=== Begin Enclosure ===

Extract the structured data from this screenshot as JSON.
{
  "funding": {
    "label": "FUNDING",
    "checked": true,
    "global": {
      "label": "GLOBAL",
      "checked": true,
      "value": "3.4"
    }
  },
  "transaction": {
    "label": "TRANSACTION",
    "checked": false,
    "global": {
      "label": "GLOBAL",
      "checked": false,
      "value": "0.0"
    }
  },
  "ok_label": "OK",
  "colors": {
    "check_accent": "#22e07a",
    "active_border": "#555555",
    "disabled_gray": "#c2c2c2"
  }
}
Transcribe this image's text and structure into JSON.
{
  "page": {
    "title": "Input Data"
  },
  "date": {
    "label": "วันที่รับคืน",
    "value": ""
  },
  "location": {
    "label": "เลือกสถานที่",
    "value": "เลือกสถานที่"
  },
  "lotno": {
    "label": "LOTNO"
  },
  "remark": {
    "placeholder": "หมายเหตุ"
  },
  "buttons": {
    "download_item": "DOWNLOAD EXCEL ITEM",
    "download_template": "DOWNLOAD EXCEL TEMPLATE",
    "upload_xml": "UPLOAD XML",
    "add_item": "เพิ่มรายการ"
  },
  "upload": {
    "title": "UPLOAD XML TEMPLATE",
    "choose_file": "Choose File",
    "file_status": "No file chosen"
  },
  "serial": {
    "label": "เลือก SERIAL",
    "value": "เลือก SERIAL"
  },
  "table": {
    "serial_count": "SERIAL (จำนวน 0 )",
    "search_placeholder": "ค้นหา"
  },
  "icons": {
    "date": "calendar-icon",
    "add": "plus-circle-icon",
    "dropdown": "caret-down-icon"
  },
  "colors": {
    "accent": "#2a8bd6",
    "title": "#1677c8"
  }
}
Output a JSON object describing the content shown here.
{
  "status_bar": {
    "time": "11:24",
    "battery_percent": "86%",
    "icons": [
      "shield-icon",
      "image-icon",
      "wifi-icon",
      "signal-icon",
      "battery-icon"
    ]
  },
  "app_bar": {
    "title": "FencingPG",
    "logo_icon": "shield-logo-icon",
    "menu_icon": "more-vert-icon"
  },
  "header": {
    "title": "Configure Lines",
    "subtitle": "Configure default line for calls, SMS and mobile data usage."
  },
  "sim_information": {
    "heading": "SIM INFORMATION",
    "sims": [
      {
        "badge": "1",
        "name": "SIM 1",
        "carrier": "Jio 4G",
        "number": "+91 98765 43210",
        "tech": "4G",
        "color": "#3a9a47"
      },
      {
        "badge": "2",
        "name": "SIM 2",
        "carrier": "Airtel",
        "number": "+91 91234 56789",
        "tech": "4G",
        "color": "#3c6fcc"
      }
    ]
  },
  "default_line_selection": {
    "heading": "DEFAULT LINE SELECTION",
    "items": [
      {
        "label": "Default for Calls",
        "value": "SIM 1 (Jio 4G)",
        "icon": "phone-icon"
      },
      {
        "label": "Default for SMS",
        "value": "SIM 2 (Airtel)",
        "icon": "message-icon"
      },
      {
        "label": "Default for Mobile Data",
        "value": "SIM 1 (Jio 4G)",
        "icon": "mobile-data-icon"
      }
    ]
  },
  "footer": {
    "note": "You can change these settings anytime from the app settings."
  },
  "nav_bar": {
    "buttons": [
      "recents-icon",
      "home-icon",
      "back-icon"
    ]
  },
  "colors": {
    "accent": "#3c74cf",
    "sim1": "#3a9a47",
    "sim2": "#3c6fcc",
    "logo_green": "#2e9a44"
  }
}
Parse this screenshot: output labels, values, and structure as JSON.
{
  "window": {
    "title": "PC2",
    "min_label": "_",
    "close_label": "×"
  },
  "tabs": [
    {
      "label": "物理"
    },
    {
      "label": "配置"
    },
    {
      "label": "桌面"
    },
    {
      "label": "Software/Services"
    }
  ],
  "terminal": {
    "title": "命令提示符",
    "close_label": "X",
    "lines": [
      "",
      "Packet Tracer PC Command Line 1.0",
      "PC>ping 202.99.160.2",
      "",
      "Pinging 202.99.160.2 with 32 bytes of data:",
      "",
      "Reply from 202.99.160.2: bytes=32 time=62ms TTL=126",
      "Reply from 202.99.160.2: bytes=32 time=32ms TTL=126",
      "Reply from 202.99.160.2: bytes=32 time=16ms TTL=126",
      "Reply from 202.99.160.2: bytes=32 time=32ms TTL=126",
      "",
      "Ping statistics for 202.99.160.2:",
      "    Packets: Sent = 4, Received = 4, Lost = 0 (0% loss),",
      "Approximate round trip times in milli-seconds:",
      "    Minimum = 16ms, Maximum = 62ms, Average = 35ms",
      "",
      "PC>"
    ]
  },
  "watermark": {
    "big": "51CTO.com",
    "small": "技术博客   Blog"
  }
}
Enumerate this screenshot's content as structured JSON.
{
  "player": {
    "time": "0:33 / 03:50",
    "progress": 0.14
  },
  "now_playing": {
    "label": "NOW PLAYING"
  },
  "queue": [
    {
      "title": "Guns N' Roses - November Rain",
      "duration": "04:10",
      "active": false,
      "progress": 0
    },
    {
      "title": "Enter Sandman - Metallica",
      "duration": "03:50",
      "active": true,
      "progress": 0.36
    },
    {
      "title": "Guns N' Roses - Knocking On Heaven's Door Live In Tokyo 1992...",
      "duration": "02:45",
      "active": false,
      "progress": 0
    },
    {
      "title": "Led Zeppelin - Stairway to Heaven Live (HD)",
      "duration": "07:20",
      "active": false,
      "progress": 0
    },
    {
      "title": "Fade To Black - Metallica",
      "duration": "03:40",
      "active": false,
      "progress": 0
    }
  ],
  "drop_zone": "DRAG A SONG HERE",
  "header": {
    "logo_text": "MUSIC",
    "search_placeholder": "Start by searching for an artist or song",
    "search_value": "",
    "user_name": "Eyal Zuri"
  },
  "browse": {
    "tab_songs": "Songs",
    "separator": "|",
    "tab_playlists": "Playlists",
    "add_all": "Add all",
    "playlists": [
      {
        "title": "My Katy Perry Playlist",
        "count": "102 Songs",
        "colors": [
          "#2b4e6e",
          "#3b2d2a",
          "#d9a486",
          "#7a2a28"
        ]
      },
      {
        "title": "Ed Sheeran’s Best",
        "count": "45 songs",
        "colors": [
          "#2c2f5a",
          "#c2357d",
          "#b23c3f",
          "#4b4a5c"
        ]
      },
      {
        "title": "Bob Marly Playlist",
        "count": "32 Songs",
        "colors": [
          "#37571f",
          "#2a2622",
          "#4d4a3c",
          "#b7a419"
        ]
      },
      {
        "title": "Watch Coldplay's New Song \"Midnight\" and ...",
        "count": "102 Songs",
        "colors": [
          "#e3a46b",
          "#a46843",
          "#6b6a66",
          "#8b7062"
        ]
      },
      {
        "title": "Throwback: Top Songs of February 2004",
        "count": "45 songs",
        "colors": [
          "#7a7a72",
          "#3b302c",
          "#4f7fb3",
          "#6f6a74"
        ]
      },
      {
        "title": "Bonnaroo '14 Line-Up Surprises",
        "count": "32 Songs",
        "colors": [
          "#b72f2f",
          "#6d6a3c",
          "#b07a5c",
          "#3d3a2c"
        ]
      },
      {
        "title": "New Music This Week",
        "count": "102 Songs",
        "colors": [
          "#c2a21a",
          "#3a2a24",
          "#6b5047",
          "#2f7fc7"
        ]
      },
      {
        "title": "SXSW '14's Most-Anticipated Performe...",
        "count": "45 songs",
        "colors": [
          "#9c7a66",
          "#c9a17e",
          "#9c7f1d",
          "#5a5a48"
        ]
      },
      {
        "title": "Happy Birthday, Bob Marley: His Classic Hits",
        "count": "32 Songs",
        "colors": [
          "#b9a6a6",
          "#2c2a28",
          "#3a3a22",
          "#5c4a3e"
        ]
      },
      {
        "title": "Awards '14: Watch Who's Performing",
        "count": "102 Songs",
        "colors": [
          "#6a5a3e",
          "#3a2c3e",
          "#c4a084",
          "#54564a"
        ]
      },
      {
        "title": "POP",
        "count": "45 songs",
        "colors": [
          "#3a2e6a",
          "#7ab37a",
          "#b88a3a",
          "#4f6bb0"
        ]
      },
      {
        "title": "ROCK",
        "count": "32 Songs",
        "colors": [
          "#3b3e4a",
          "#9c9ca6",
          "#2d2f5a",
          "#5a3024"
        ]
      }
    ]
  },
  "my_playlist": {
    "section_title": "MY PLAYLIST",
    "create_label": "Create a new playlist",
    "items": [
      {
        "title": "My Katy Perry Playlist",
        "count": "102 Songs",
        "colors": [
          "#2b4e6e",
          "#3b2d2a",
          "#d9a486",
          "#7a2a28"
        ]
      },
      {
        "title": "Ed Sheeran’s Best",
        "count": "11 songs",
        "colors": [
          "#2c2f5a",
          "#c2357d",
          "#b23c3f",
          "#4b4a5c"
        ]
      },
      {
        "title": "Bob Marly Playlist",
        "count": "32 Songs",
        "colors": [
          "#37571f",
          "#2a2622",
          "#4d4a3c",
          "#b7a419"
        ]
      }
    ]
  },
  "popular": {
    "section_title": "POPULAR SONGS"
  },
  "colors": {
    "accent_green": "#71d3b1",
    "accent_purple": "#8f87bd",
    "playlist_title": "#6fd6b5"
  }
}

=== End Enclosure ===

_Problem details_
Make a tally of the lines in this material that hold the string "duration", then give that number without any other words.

_Answer for this exercise_
5